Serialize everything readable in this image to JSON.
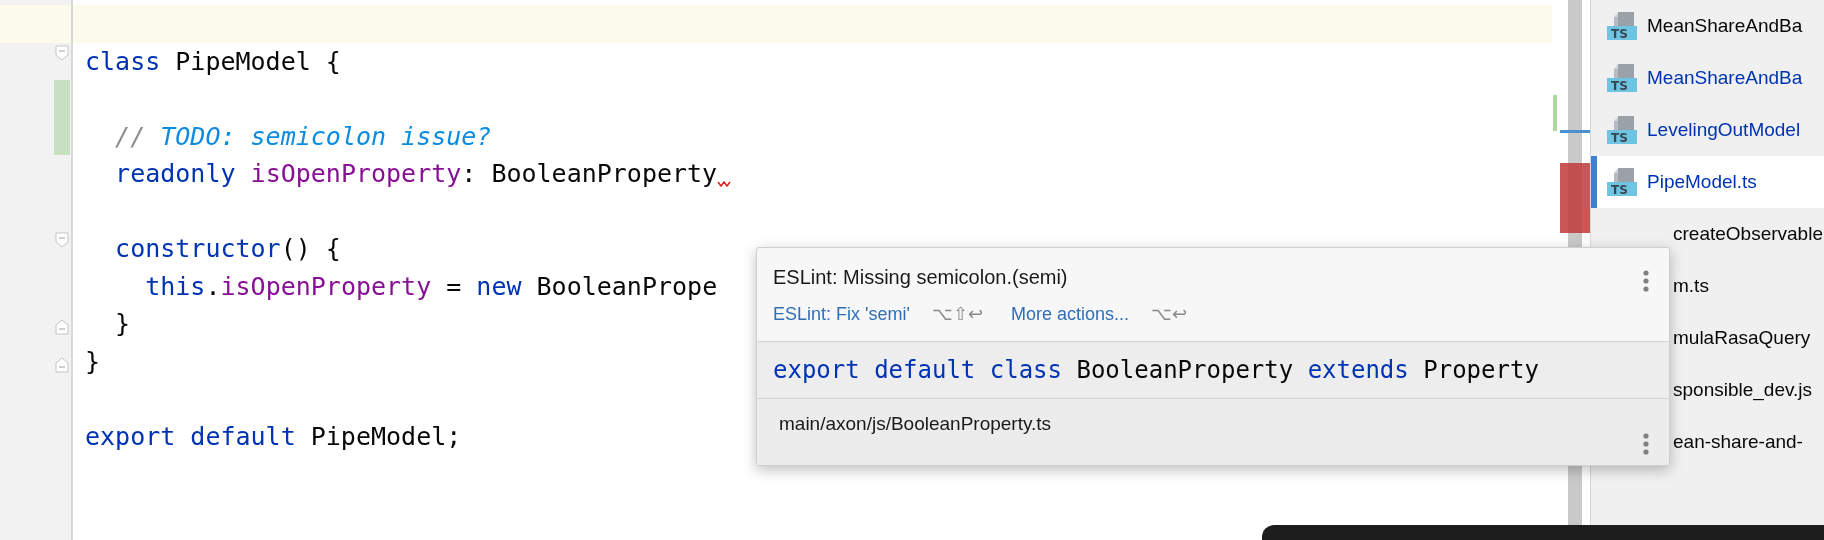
{
  "editor": {
    "lines": [
      {
        "kind": "blank",
        "current": true
      },
      {
        "kind": "code",
        "fold_start": true,
        "tokens": [
          {
            "text": "class",
            "kind": "keyword"
          },
          {
            "text": " PipeModel {",
            "kind": "plain"
          }
        ]
      },
      {
        "kind": "blank",
        "changed": true
      },
      {
        "kind": "code",
        "changed": true,
        "tokens": [
          {
            "text": "  // ",
            "kind": "comment-mark"
          },
          {
            "text": "TODO: semicolon issue?",
            "kind": "comment"
          }
        ]
      },
      {
        "kind": "code",
        "error": true,
        "tokens": [
          {
            "text": "  readonly ",
            "kind": "keyword"
          },
          {
            "text": "isOpenProperty",
            "kind": "field"
          },
          {
            "text": ": BooleanProperty",
            "kind": "plain"
          }
        ]
      },
      {
        "kind": "blank"
      },
      {
        "kind": "code",
        "fold_start": true,
        "tokens": [
          {
            "text": "  constructor",
            "kind": "keyword"
          },
          {
            "text": "() {",
            "kind": "plain"
          }
        ]
      },
      {
        "kind": "code",
        "tokens": [
          {
            "text": "    this",
            "kind": "keyword"
          },
          {
            "text": ".",
            "kind": "plain"
          },
          {
            "text": "isOpenProperty",
            "kind": "field"
          },
          {
            "text": " = ",
            "kind": "plain"
          },
          {
            "text": "new",
            "kind": "keyword"
          },
          {
            "text": " BooleanPrope",
            "kind": "plain"
          }
        ]
      },
      {
        "kind": "code",
        "fold_end": true,
        "tokens": [
          {
            "text": "  }",
            "kind": "plain"
          }
        ]
      },
      {
        "kind": "code",
        "fold_end": true,
        "tokens": [
          {
            "text": "}",
            "kind": "plain"
          }
        ]
      },
      {
        "kind": "blank"
      },
      {
        "kind": "code",
        "tokens": [
          {
            "text": "export default",
            "kind": "keyword"
          },
          {
            "text": " PipeModel;",
            "kind": "plain"
          }
        ]
      }
    ]
  },
  "popup": {
    "message": "ESLint: Missing semicolon.(semi)",
    "actions": [
      {
        "label": "ESLint: Fix 'semi'",
        "shortcut": "⌥⇧↩"
      },
      {
        "label": "More actions...",
        "shortcut": "⌥↩"
      }
    ],
    "declaration": [
      {
        "text": "export default class",
        "kind": "keyword"
      },
      {
        "text": " BooleanProperty ",
        "kind": "plain"
      },
      {
        "text": "extends",
        "kind": "keyword"
      },
      {
        "text": " Property",
        "kind": "plain"
      }
    ],
    "path": "main/axon/js/BooleanProperty.ts"
  },
  "files": [
    {
      "name": "MeanShareAndBa",
      "icon_label": "TS",
      "selected": false,
      "color": "#080808"
    },
    {
      "name": "MeanShareAndBa",
      "icon_label": "TS",
      "selected": false,
      "color": "#0033b3"
    },
    {
      "name": "LevelingOutModel",
      "icon_label": "TS",
      "selected": false,
      "color": "#0033b3"
    },
    {
      "name": "PipeModel.ts",
      "icon_label": "TS",
      "selected": true,
      "color": "#0033b3"
    },
    {
      "name": "createObservable",
      "selected": false,
      "color": "#080808"
    },
    {
      "name": "m.ts",
      "selected": false,
      "color": "#080808"
    },
    {
      "name": "mulaRasaQuery",
      "selected": false,
      "color": "#080808"
    },
    {
      "name": "sponsible_dev.js",
      "selected": false,
      "color": "#080808"
    },
    {
      "name": "ean-share-and-",
      "selected": false,
      "color": "#080808"
    }
  ]
}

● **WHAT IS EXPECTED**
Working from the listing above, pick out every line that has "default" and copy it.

● **THE COMPLETED TASK**
            "text": "export default",
        "text": "export default class",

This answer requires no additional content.